Just one year ago in Jackson, Miss., a nonprofit organization was reincarnated from successful Lutheran and Episcopal servant-ministry initiatives. Nine months later, Lutheran Episcopal Services in Mississippi exploded into service as one of the state’s leading disaster-response agencies.
Two days after Hurricane Katrina ravaged the Gulf Coast, Bishop Duncan Gray III of the Episcopal Diocese of Mississippi appointed LESM’s executive director the diocesan coordinator for disaster response. Ninety days later, the organization was operating nine relief centers, employed more than 20 people, had established a statewide evacuee-resettlement program and had outgrown its temporary office space.
“Any way that we can impact the lives of people in a positive way, expressing our faith in the care that we give, is a positive for the Christian church at large, and service is a strong witness to those around us and to the Christ that we affirm and share,” said Kurtis Schultz, president of the LCMS Southern District. “Any time that Christians can work together in the service of people, it gives extremely positive expression of the Christian faith.”

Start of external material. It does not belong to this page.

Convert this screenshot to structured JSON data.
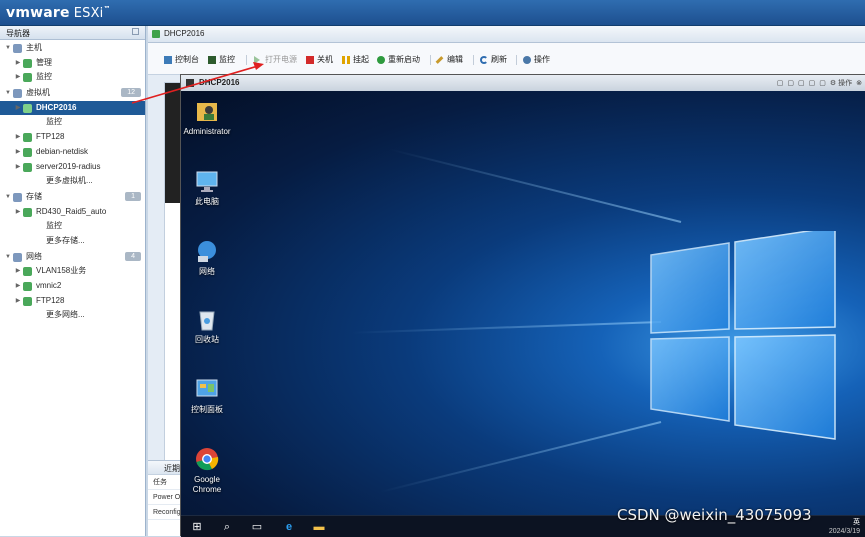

LESM brought together an established Lutheran Service Ministry Organization and the servant-ministry efforts of the Episcopal Diocese of Mississippi. Its roots date back 20 years, when conversations took place around ideas for a dedicated organization for social ministries in Mississippi. Although other related projects gained momentum, the idea of an Episcopal servant-ministry organization kept simmering in the back of the Rev. Carol Stewart’s mind.
The discussions surrounding “Called to Common Mission” during General Convention in 2000 propelled Stewart, Lutheran pastor Robert Blanton, and Episcopal priest Horace Choate, and deacon Frank Spencer and others to form a Lutheran-Episcopal Task Force. Soon, ideas began boiling over.
“None of us could have foreseen this wonderful event and partnership that we now have with the Episcopal Church,” said the ELCA Southeastern Synod bishop, Ronald Warren. “I am just thrilled that this is the first SMO formed through our full communion relationship and look forward to working with all our partners across Mississippi in areas of social ministry and disaster response.”
Before Hurricane Katrina, the efforts of the Lutheran-Episcopal Task force developed into well-respected projects addressing some of the needs of Mississippi’s most vulnerable citizens. Since the hurricane, LESM and its relief main centers have served nearly 100,000 coast residents and sheltered more than 6,000 volunteers. These centers have provided walk-in medical clinics, supply “stores” and pastoral care. Seven other area Episcopal and Lutheran churches offer smaller relief centers.
LESM plans to continue its disaster relief operations well into 2006. As the work on the coast moves from recovery to rebuilding, existing housing sites will be expanded to accommodate the hundreds of volunteers assisting daily with debris removal and construction. The organization’s office also is administering an evacuee-resettlement program and has accepted applications for emergency-relief funds for both individuals and churches affected by the storm.